▸ **WHAT THE TASK ASKS**:
A copy of the listing below is needed, exact in every line and without images.

▸ **DATA SUPPLIED**:
━━━━━━━━

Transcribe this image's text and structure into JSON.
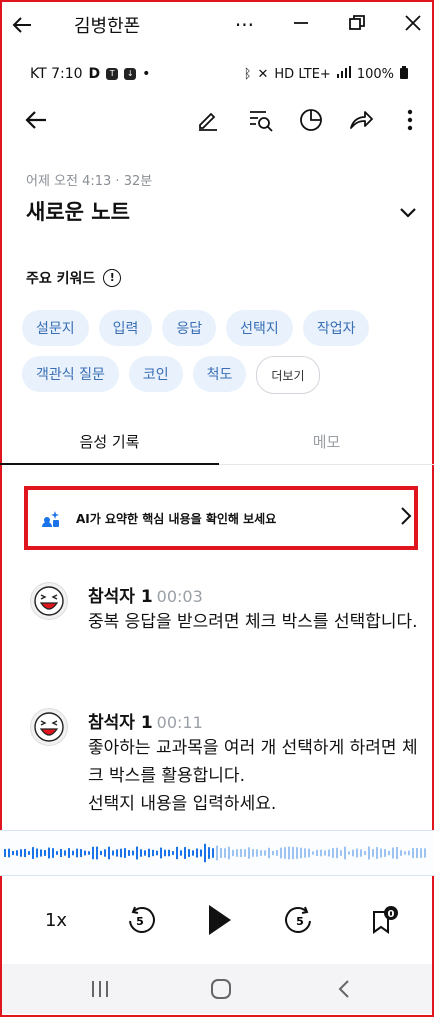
{
  "window": {
    "title": "김병한폰",
    "more_label": "···"
  },
  "status_bar": {
    "carrier_time": "KT 7:10",
    "indicators": "D",
    "network": "HD LTE+",
    "battery": "100%"
  },
  "toolbar": {
    "icons": [
      "back-icon",
      "edit-icon",
      "search-list-icon",
      "summary-icon",
      "share-icon",
      "more-vertical-icon"
    ]
  },
  "note": {
    "meta": "어제 오전 4:13 · 32분",
    "title": "새로운 노트"
  },
  "keywords": {
    "label": "주요 키워드",
    "items": [
      "설문지",
      "입력",
      "응답",
      "선택지",
      "작업자",
      "객관식 질문",
      "코인",
      "척도"
    ],
    "more": "더보기"
  },
  "tabs": {
    "voice": "음성 기록",
    "memo": "메모"
  },
  "ai_banner": {
    "text": "AI가 요약한 핵심 내용을 확인해 보세요"
  },
  "transcript": [
    {
      "speaker": "참석자 1",
      "time": "00:03",
      "text": "중복 응답을 받으려면 체크 박스를 선택합니다."
    },
    {
      "speaker": "참석자 1",
      "time": "00:11",
      "text": "좋아하는 교과목을 여러 개 선택하게 하려면 체크 박스를 활용합니다.\n선택지 내용을 입력하세요."
    }
  ],
  "player": {
    "speed": "1x",
    "rewind_seconds": "5",
    "forward_seconds": "5",
    "bookmark_count": "0"
  },
  "colors": {
    "frame_highlight": "#e0161e",
    "chip_bg": "#e8f1fc",
    "chip_text": "#3a6fb5",
    "accent": "#1a73e8"
  }
}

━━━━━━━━

▸ **ANSWER SPACE**:
Transcribe this image's text and structure into JSON.
{
  "window": {
    "title": "김병한폰",
    "more_label": "···"
  },
  "status_bar": {
    "carrier_time": "KT 7:10",
    "indicators": "D",
    "network": "HD LTE+",
    "battery": "100%"
  },
  "toolbar": {
    "icons": [
      "back-icon",
      "edit-icon",
      "search-list-icon",
      "summary-icon",
      "share-icon",
      "more-vertical-icon"
    ]
  },
  "note": {
    "meta": "어제 오전 4:13 · 32분",
    "title": "새로운 노트"
  },
  "keywords": {
    "label": "주요 키워드",
    "items": [
      "설문지",
      "입력",
      "응답",
      "선택지",
      "작업자",
      "객관식 질문",
      "코인",
      "척도"
    ],
    "more": "더보기"
  },
  "tabs": {
    "voice": "음성 기록",
    "memo": "메모"
  },
  "ai_banner": {
    "text": "AI가 요약한 핵심 내용을 확인해 보세요"
  },
  "transcript": [
    {
      "speaker": "참석자 1",
      "time": "00:03",
      "text": "중복 응답을 받으려면 체크 박스를 선택합니다."
    },
    {
      "speaker": "참석자 1",
      "time": "00:11",
      "text": "좋아하는 교과목을 여러 개 선택하게 하려면 체크 박스를 활용합니다.\n선택지 내용을 입력하세요."
    }
  ],
  "player": {
    "speed": "1x",
    "rewind_seconds": "5",
    "forward_seconds": "5",
    "bookmark_count": "0"
  },
  "colors": {
    "frame_highlight": "#e0161e",
    "chip_bg": "#e8f1fc",
    "chip_text": "#3a6fb5",
    "accent": "#1a73e8"
  }
}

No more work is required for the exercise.